The full set of entries needs to be reproduced exactly.

- _Given data_

-- Opening Marker --

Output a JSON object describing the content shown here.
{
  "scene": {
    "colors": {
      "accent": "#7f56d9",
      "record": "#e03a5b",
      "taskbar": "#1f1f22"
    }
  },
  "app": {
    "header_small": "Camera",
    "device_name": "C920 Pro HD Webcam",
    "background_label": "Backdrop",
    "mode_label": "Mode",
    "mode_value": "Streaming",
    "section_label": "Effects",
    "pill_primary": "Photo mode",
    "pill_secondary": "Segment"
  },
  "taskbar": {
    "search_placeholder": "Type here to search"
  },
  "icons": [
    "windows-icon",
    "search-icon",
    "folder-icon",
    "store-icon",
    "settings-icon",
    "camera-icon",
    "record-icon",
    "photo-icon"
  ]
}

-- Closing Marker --

- _Your solution_
Output a JSON object describing the content shown here.
{
  "scene": {
    "colors": {
      "accent": "#7f56d9",
      "record": "#e03a5b",
      "taskbar": "#1f1f22"
    }
  },
  "app": {
    "header_small": "Camera",
    "device_name": "C920 Pro HD Webcam",
    "background_label": "Backdrop",
    "mode_label": "Mode",
    "mode_value": "Streaming",
    "section_label": "Effects",
    "pill_primary": "Photo mode",
    "pill_secondary": "Segment"
  },
  "taskbar": {
    "search_placeholder": "Type here to search"
  },
  "icons": [
    "windows-icon",
    "search-icon",
    "folder-icon",
    "store-icon",
    "settings-icon",
    "camera-icon",
    "record-icon",
    "photo-icon"
  ]
}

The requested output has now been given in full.